+++ DATA FOR PROCESSING +++

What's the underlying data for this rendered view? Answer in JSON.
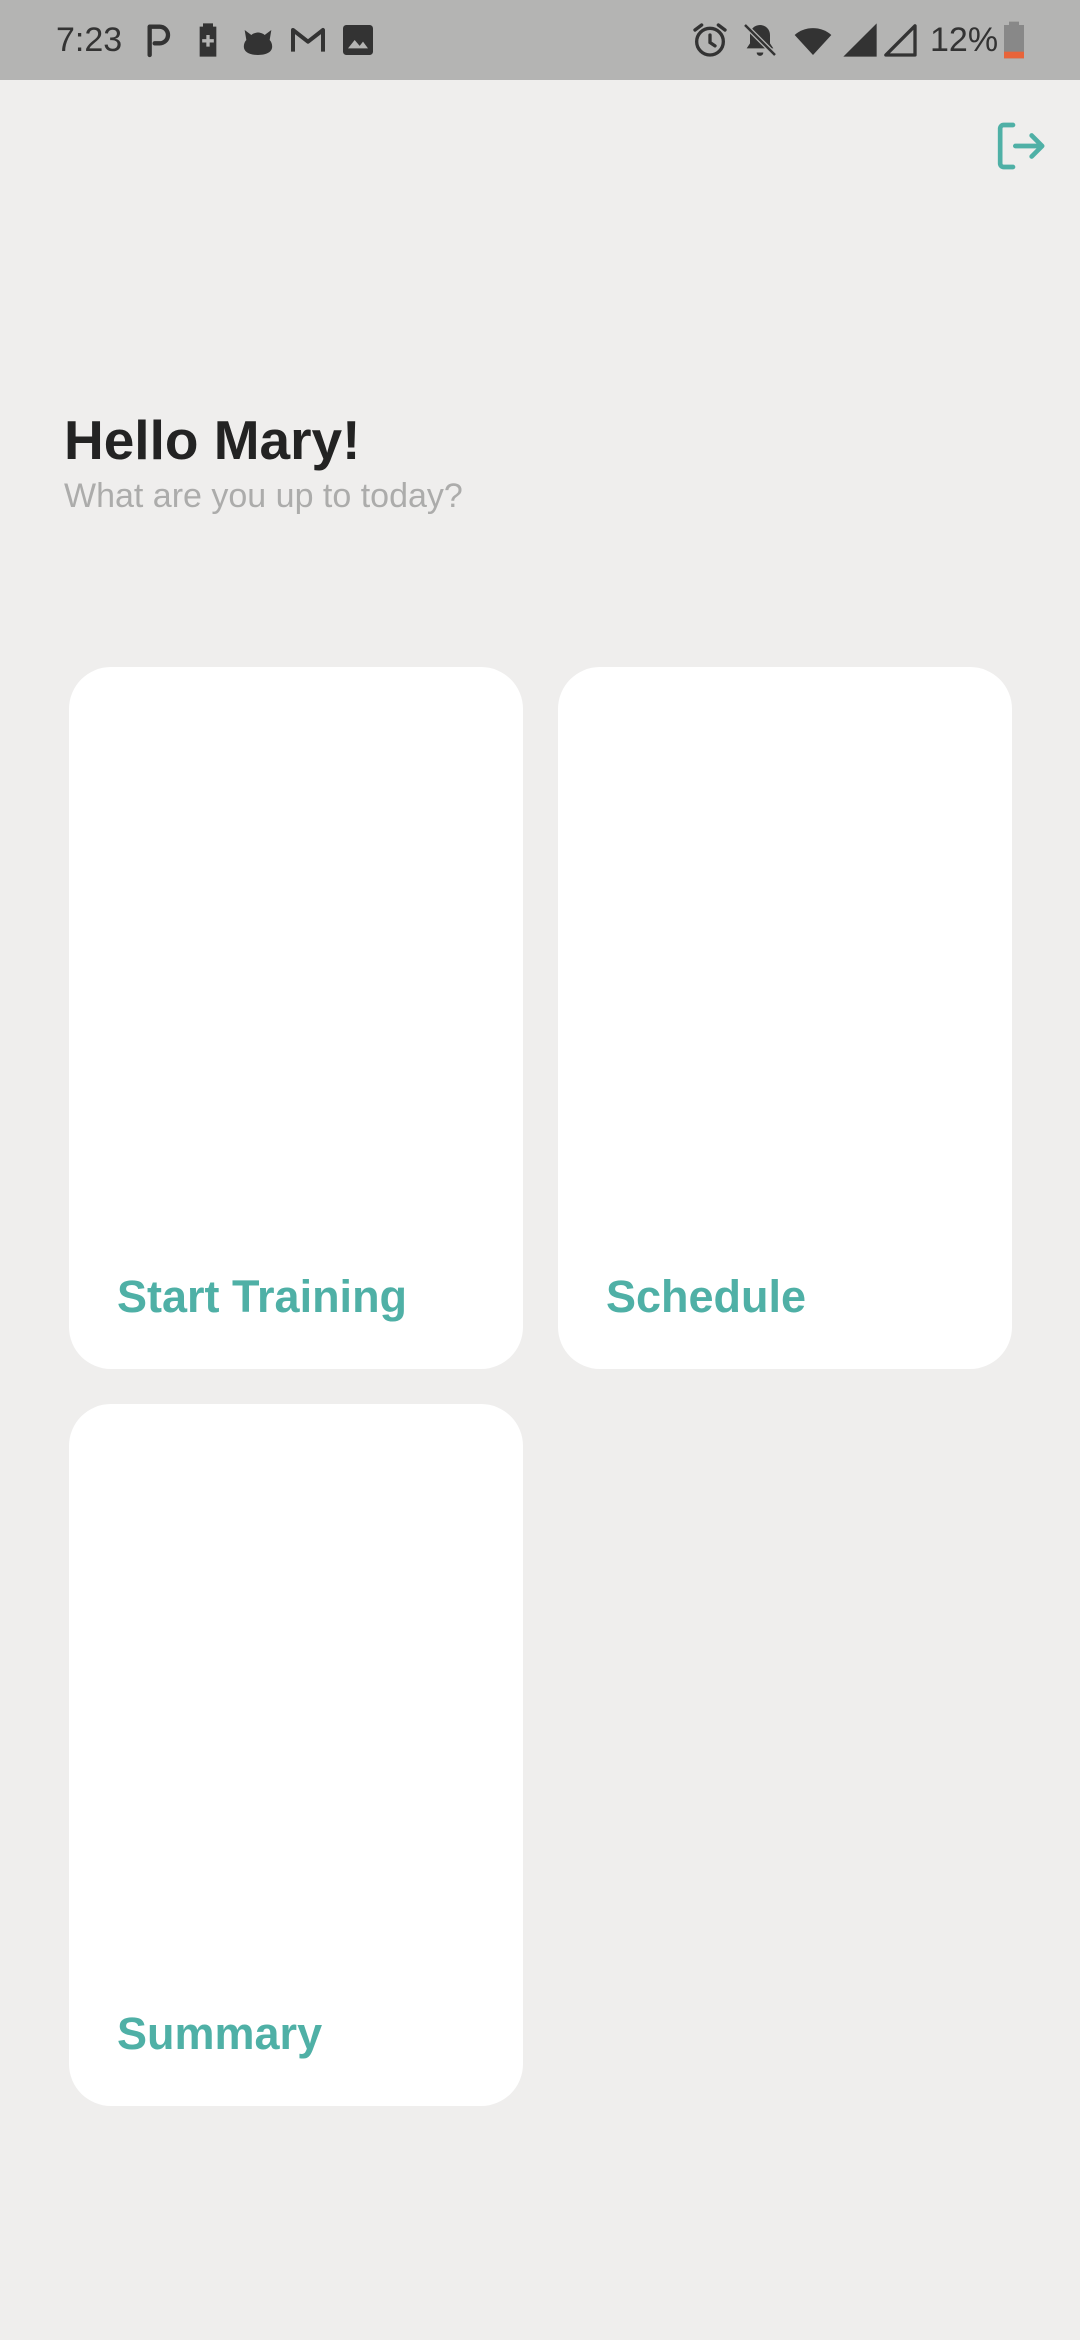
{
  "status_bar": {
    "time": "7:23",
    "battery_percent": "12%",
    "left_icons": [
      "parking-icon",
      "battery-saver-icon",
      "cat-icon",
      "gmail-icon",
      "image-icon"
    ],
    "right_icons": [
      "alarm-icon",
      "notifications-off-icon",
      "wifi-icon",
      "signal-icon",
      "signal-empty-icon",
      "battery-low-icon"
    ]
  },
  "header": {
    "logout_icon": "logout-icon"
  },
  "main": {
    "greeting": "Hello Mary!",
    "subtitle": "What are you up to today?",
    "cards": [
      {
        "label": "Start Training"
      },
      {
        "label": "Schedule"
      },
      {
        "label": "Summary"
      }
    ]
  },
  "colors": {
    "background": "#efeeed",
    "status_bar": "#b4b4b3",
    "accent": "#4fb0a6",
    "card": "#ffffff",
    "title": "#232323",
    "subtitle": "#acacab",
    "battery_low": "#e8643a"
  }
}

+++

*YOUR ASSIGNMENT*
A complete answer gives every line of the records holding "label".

*ANSWER SECTION*
        "label": "Start Training"
        "label": "Schedule"
        "label": "Summary"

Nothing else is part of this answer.